Pfizer said Thursday that the Covid-19 vaccine blocked 94% of asymptomatic infections in an Israeli study. Albert Bourla, CEO, calls it extremely important.
The study, which measured the results two weeks after the second dose, also found that the vaccine was at least 97% effective against symptomatic cases of Covid, hospitalizations and deaths, according to Pfizer, which developed the survey with BioNTech.
The analysis used data collected between 17 January and 6 March, when Pfizer’s vaccine was the only available shot in the country and when the more transmissible B.1.1.7 variant from the UK was the dominant strain.
“This is extremely important … for society,” Bourla said in an interview with OilGasJobz’s “Squawk Box.” “The asymptomatic carriers and patients are the ones who spread the disease mainly. We expected something good in terms of symptomatic,” he said, adding that the company does not expect such a “high number” against asymptomatic cases.
An asymptomatic person is someone who has Covid-19 but has no symptoms and never develops it. It is not the same as a pre-symptomatic patient who later develops symptoms.

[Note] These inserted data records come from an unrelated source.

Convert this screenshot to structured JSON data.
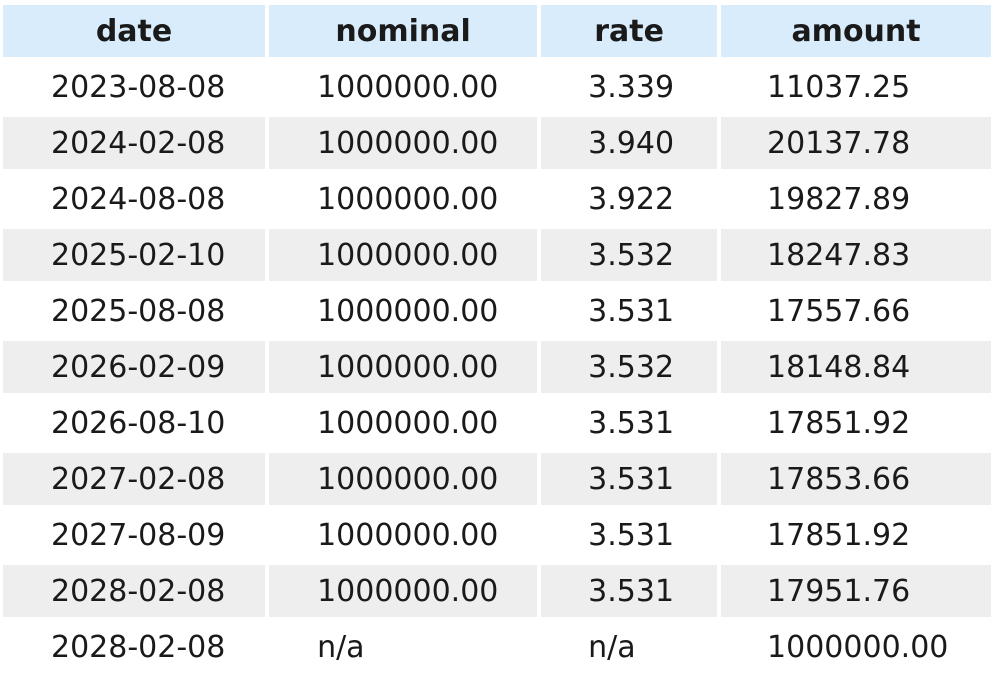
{
  "table": {
    "headers": [
      "date",
      "nominal",
      "rate",
      "amount"
    ],
    "rows": [
      [
        "2023-08-08",
        "1000000.00",
        "3.339",
        "11037.25"
      ],
      [
        "2024-02-08",
        "1000000.00",
        "3.940",
        "20137.78"
      ],
      [
        "2024-08-08",
        "1000000.00",
        "3.922",
        "19827.89"
      ],
      [
        "2025-02-10",
        "1000000.00",
        "3.532",
        "18247.83"
      ],
      [
        "2025-08-08",
        "1000000.00",
        "3.531",
        "17557.66"
      ],
      [
        "2026-02-09",
        "1000000.00",
        "3.532",
        "18148.84"
      ],
      [
        "2026-08-10",
        "1000000.00",
        "3.531",
        "17851.92"
      ],
      [
        "2027-02-08",
        "1000000.00",
        "3.531",
        "17853.66"
      ],
      [
        "2027-08-09",
        "1000000.00",
        "3.531",
        "17851.92"
      ],
      [
        "2028-02-08",
        "1000000.00",
        "3.531",
        "17951.76"
      ],
      [
        "2028-02-08",
        "n/a",
        "n/a",
        "1000000.00"
      ]
    ]
  },
  "colors": {
    "header_background": "#d9ecfb",
    "stripe_background": "#eeeeee",
    "text": "#1a1a1a"
  }
}
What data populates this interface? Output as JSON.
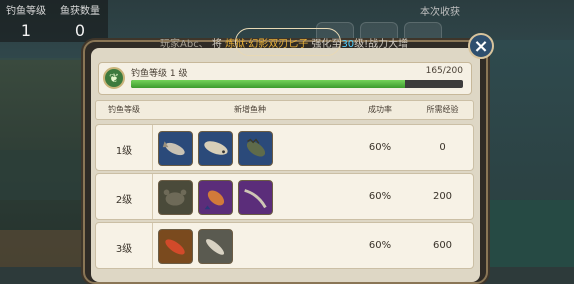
{
  "hud": {
    "fishing_level_label": "钓鱼等级",
    "fishing_level_value": "1",
    "fish_count_label": "鱼获数量",
    "fish_count_value": "0",
    "harvest_label": "本次收获"
  },
  "notice": {
    "prefix": "玩家Abc、",
    "verb": "将",
    "item": "炼狱·幻影双刃匕子",
    "mid": "强化至",
    "level": "30",
    "suffix": "级!战力大增"
  },
  "level_panel": {
    "label": "钓鱼等级  1  级",
    "progress_text": "165/200",
    "progress": 0.825
  },
  "table": {
    "headers": [
      "钓鱼等级",
      "新增鱼种",
      "成功率",
      "所需经验"
    ],
    "rows": [
      {
        "level": "1级",
        "rate": "60%",
        "exp": "0",
        "fish": [
          "silver-fish-icon",
          "flatfish-icon",
          "spiny-fish-icon"
        ]
      },
      {
        "level": "2级",
        "rate": "60%",
        "exp": "200",
        "fish": [
          "crab-icon",
          "purple-fish-icon",
          "eel-icon"
        ]
      },
      {
        "level": "3级",
        "rate": "60%",
        "exp": "600",
        "fish": [
          "red-fish-icon",
          "silver-fish-icon"
        ]
      }
    ]
  },
  "close_icon": "close-icon"
}
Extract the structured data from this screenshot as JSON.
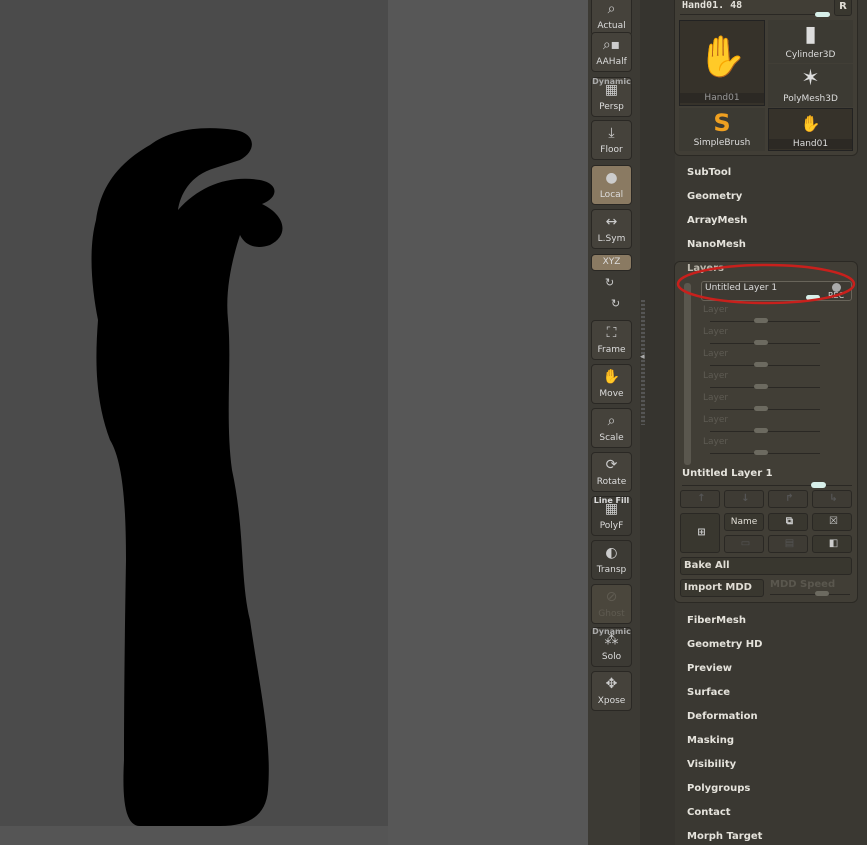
{
  "toolbar": {
    "actual": "Actual",
    "aahalf": "AAHalf",
    "persp": "Persp",
    "persp_top": "Dynamic",
    "floor": "Floor",
    "local": "Local",
    "lsym": "L.Sym",
    "xyz": "XYZ",
    "frame": "Frame",
    "move": "Move",
    "scale": "Scale",
    "rotate": "Rotate",
    "polyf": "PolyF",
    "polyf_top": "Line Fill",
    "transp": "Transp",
    "ghost": "Ghost",
    "solo": "Solo",
    "solo_top": "Dynamic",
    "xpose": "Xpose"
  },
  "tool": {
    "name": "Hand01. 48",
    "r_button": "R",
    "thumbs": [
      "Hand01",
      "Cylinder3D",
      "PolyMesh3D",
      "SimpleBrush",
      "Hand01"
    ]
  },
  "menus_top": [
    "SubTool",
    "Geometry",
    "ArrayMesh",
    "NanoMesh"
  ],
  "layers": {
    "title": "Layers",
    "active_layer": "Untitled Layer 1",
    "rec": "REC",
    "empty_layers": [
      "Layer",
      "Layer",
      "Layer",
      "Layer",
      "Layer",
      "Layer",
      "Layer"
    ],
    "selected_name": "Untitled Layer 1",
    "name_btn": "Name",
    "bake_all": "Bake All",
    "import_mdd": "Import MDD",
    "mdd_speed": "MDD Speed"
  },
  "menus_bottom": [
    "FiberMesh",
    "Geometry HD",
    "Preview",
    "Surface",
    "Deformation",
    "Masking",
    "Visibility",
    "Polygroups",
    "Contact",
    "Morph Target"
  ],
  "colors": {
    "annotation": "#c8201c",
    "slider_knob": "#d8f0ea"
  }
}
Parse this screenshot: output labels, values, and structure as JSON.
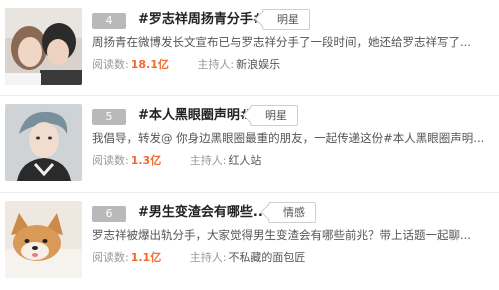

It is estimated that at least 50% of the transmission occurred from people who did not have symptoms, according to a study in JAMA published in January.
The Israeli study means that the Pfizer vaccine can significantly reduce transmission.
“This clearly demonstrates the power of the COVID-19 vaccine to combat this virus and encourages us to continue our vaccination campaign even more intensively,” Yeheskel Levy, director of the Israeli Ministry of Health, said in a press release. said. We strive to bring about even higher surveys among people of all ages, which gives us hope to regain normal economic and social functions in the not so distant future. ‘
Israel launched its national vaccination campaign in December to prioritize people aged 60 and over, health workers and people with poor conditions. By February, it was the world leader in vaccinations and millions of residents had been vaccinated against the virus.
In January, Pfizer and the Israeli Ministry of Health entered into a cooperation agreement to monitor the impact of the vaccine on the real world.
Bourla also said on Thursday that the company was assessing the impact that a booster dose could have on the virus, especially the B.1.351 strain in South Africa, which according to him ‘looks like the most difficult one’.
“We have very good protection already with two doses,” he said.